[Dataset rows for apps and sites]
+ + +

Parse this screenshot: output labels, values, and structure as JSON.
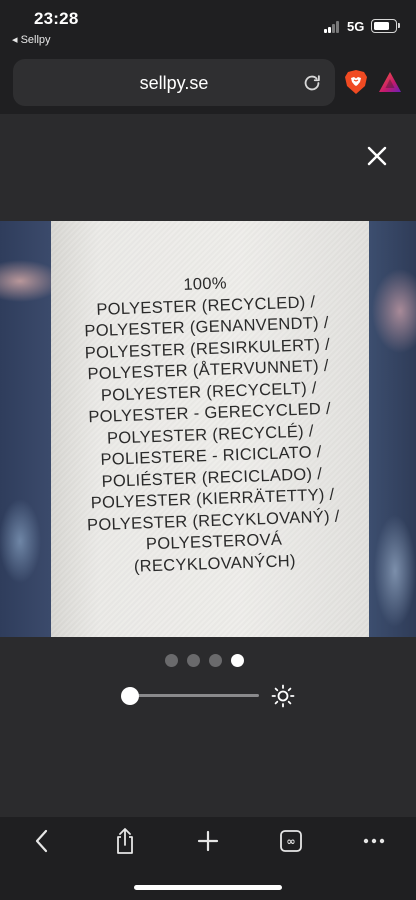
{
  "status_bar": {
    "time": "23:28",
    "back_app": "◂ Sellpy",
    "network": "5G",
    "signal_bars": 2,
    "battery_level": 0.75
  },
  "browser": {
    "url": "sellpy.se",
    "reload_icon": "reload-icon",
    "shields_icon": "brave-shields-icon",
    "rewards_icon": "brave-rewards-icon"
  },
  "lightbox": {
    "close_icon": "close-icon",
    "image_description_lines": [
      "100%",
      "POLYESTER (RECYCLED) /",
      "POLYESTER (GENANVENDT) /",
      "POLYESTER (RESIRKULERT) /",
      "POLYESTER (ÅTERVUNNET) /",
      "POLYESTER (RECYCELT) /",
      "POLYESTER - GERECYCLED /",
      "POLYESTER (RECYCLÉ) /",
      "POLIESTERE - RICICLATO /",
      "POLIÉSTER (RECICLADO) /",
      "POLYESTER (KIERRÄTETTY) /",
      "POLYESTER (RECYKLOVANÝ) /",
      "POLYESTEROVÁ",
      "(RECYKLOVANÝCH)"
    ],
    "pager": {
      "total": 4,
      "current": 4
    },
    "zoom": {
      "level": 0.0,
      "brightness_icon": "brightness-icon"
    }
  },
  "toolbar": {
    "items": [
      {
        "name": "back-button",
        "icon": "chevron-left-icon"
      },
      {
        "name": "share-button",
        "icon": "share-icon"
      },
      {
        "name": "new-tab-button",
        "icon": "plus-icon"
      },
      {
        "name": "tabs-button",
        "icon": "tabs-icon"
      },
      {
        "name": "menu-button",
        "icon": "more-icon"
      }
    ]
  }
}
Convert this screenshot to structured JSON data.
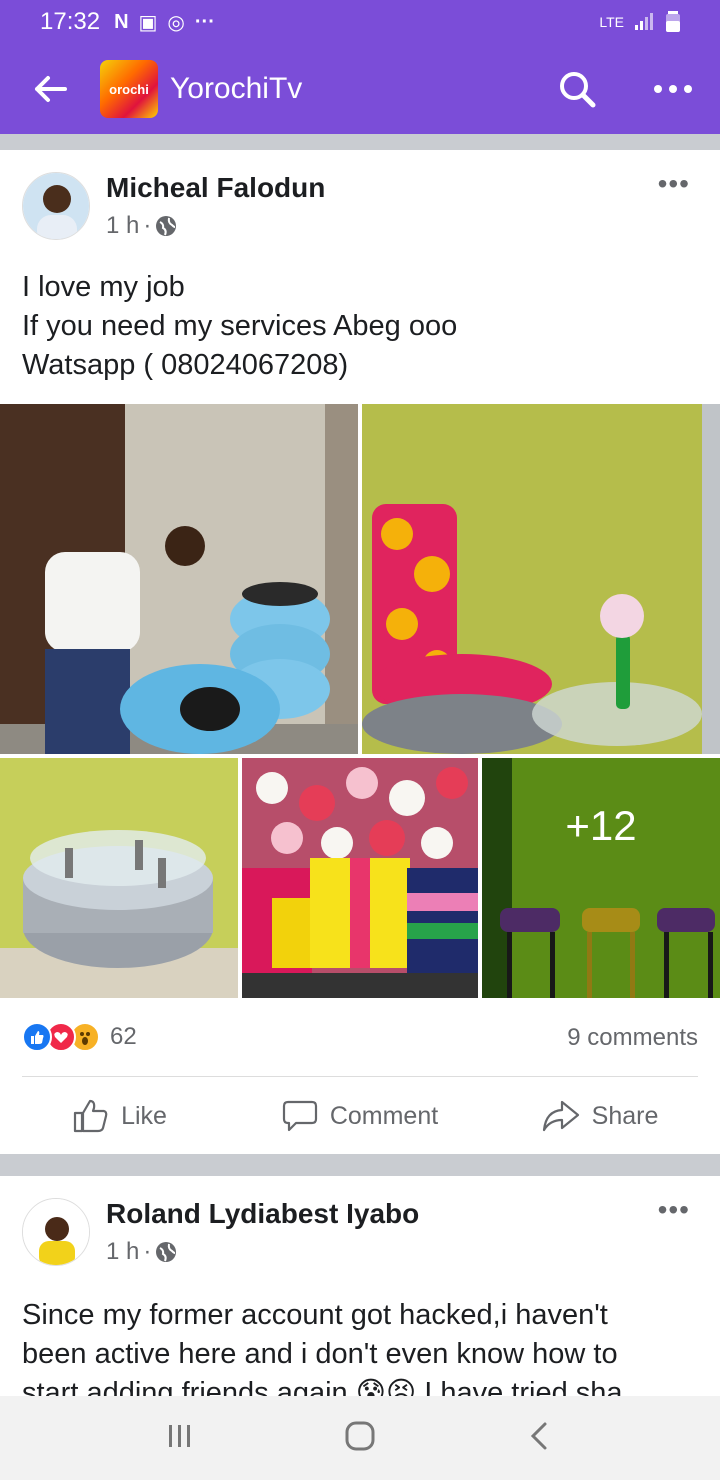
{
  "status_bar": {
    "time": "17:32",
    "icons": [
      "netflix-icon",
      "gallery-icon",
      "whatsapp-icon",
      "more-dots"
    ],
    "network": "LTE"
  },
  "app_bar": {
    "logo_text": "orochi",
    "title": "YorochiTv"
  },
  "post1": {
    "author": "Micheal Falodun",
    "time": "1 h",
    "line1": "I love my job",
    "line2": "If you need my services Abeg ooo",
    "line3": "Watsapp ( 08024067208)",
    "more_photos": "+12",
    "reaction_count": "62",
    "comments": "9 comments",
    "actions": {
      "like": "Like",
      "comment": "Comment",
      "share": "Share"
    }
  },
  "post2": {
    "author": "Roland Lydiabest Iyabo",
    "time": "1 h",
    "line1": "Since my former account got hacked,i haven't",
    "line2": "been active here and  i don't even know how to",
    "line3": "start adding friends again 😰😣   I have tried sha"
  },
  "colors": {
    "brand": "#7b4dd8",
    "like_blue": "#1877f2",
    "love_red": "#f02849"
  }
}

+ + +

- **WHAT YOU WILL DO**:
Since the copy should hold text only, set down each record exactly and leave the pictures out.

- **OUTPUT BELOW**:
Parse this screenshot: output labels, values, and structure as JSON.
{
  "status_bar": {
    "time": "23:28",
    "back_app": "◂ Sellpy",
    "network": "5G",
    "signal_bars": 2,
    "battery_level": 0.75
  },
  "browser": {
    "url": "sellpy.se",
    "reload_icon": "reload-icon",
    "shields_icon": "brave-shields-icon",
    "rewards_icon": "brave-rewards-icon"
  },
  "lightbox": {
    "close_icon": "close-icon",
    "image_description_lines": [
      "100%",
      "POLYESTER (RECYCLED) /",
      "POLYESTER (GENANVENDT) /",
      "POLYESTER (RESIRKULERT) /",
      "POLYESTER (ÅTERVUNNET) /",
      "POLYESTER (RECYCELT) /",
      "POLYESTER - GERECYCLED /",
      "POLYESTER (RECYCLÉ) /",
      "POLIESTERE - RICICLATO /",
      "POLIÉSTER (RECICLADO) /",
      "POLYESTER (KIERRÄTETTY) /",
      "POLYESTER (RECYKLOVANÝ) /",
      "POLYESTEROVÁ",
      "(RECYKLOVANÝCH)"
    ],
    "pager": {
      "total": 4,
      "current": 4
    },
    "zoom": {
      "level": 0.0,
      "brightness_icon": "brightness-icon"
    }
  },
  "toolbar": {
    "items": [
      {
        "name": "back-button",
        "icon": "chevron-left-icon"
      },
      {
        "name": "share-button",
        "icon": "share-icon"
      },
      {
        "name": "new-tab-button",
        "icon": "plus-icon"
      },
      {
        "name": "tabs-button",
        "icon": "tabs-icon"
      },
      {
        "name": "menu-button",
        "icon": "more-icon"
      }
    ]
  }
}
Convert this screenshot to structured JSON data.
{
  "status_bar": {
    "time": "17:32",
    "icons": [
      "netflix-icon",
      "gallery-icon",
      "whatsapp-icon",
      "more-dots"
    ],
    "network": "LTE"
  },
  "app_bar": {
    "logo_text": "orochi",
    "title": "YorochiTv"
  },
  "post1": {
    "author": "Micheal Falodun",
    "time": "1 h",
    "line1": "I love my job",
    "line2": "If you need my services Abeg ooo",
    "line3": "Watsapp ( 08024067208)",
    "more_photos": "+12",
    "reaction_count": "62",
    "comments": "9 comments",
    "actions": {
      "like": "Like",
      "comment": "Comment",
      "share": "Share"
    }
  },
  "post2": {
    "author": "Roland Lydiabest Iyabo",
    "time": "1 h",
    "line1": "Since my former account got hacked,i haven't",
    "line2": "been active here and  i don't even know how to",
    "line3": "start adding friends again 😰😣   I have tried sha"
  },
  "colors": {
    "brand": "#7b4dd8",
    "like_blue": "#1877f2",
    "love_red": "#f02849"
  }
}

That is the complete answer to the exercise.